Word for word, reproduce each of the entries.

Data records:
______________________________
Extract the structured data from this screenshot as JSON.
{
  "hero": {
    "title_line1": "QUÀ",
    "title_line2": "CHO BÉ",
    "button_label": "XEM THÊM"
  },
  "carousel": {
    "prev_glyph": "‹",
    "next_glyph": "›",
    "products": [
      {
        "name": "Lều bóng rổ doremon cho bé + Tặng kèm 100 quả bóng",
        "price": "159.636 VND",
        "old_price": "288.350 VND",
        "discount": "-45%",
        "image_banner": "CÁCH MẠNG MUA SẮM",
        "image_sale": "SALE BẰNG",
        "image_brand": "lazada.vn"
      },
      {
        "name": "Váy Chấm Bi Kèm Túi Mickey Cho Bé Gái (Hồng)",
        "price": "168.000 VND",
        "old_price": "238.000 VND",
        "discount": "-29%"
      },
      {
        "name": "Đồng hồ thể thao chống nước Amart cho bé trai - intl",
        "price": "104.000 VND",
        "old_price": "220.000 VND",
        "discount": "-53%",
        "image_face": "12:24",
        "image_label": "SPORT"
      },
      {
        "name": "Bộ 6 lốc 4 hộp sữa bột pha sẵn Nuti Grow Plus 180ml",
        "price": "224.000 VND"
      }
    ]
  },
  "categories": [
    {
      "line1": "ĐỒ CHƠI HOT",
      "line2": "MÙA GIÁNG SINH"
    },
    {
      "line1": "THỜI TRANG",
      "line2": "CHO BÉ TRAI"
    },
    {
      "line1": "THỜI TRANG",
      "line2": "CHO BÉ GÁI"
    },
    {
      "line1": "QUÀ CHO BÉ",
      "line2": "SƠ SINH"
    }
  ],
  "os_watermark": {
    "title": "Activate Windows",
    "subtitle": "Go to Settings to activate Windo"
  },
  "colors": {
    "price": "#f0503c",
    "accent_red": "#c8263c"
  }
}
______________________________
> **Answer to the problem**:
Extract the structured data from this screenshot as JSON.
{
  "hero": {
    "title_line1": "QUÀ",
    "title_line2": "CHO BÉ",
    "button_label": "XEM THÊM"
  },
  "carousel": {
    "prev_glyph": "‹",
    "next_glyph": "›",
    "products": [
      {
        "name": "Lều bóng rổ doremon cho bé + Tặng kèm 100 quả bóng",
        "price": "159.636 VND",
        "old_price": "288.350 VND",
        "discount": "-45%",
        "image_banner": "CÁCH MẠNG MUA SẮM",
        "image_sale": "SALE BẰNG",
        "image_brand": "lazada.vn"
      },
      {
        "name": "Váy Chấm Bi Kèm Túi Mickey Cho Bé Gái (Hồng)",
        "price": "168.000 VND",
        "old_price": "238.000 VND",
        "discount": "-29%"
      },
      {
        "name": "Đồng hồ thể thao chống nước Amart cho bé trai - intl",
        "price": "104.000 VND",
        "old_price": "220.000 VND",
        "discount": "-53%",
        "image_face": "12:24",
        "image_label": "SPORT"
      },
      {
        "name": "Bộ 6 lốc 4 hộp sữa bột pha sẵn Nuti Grow Plus 180ml",
        "price": "224.000 VND"
      }
    ]
  },
  "categories": [
    {
      "line1": "ĐỒ CHƠI HOT",
      "line2": "MÙA GIÁNG SINH"
    },
    {
      "line1": "THỜI TRANG",
      "line2": "CHO BÉ TRAI"
    },
    {
      "line1": "THỜI TRANG",
      "line2": "CHO BÉ GÁI"
    },
    {
      "line1": "QUÀ CHO BÉ",
      "line2": "SƠ SINH"
    }
  ],
  "os_watermark": {
    "title": "Activate Windows",
    "subtitle": "Go to Settings to activate Windo"
  },
  "colors": {
    "price": "#f0503c",
    "accent_red": "#c8263c"
  }
}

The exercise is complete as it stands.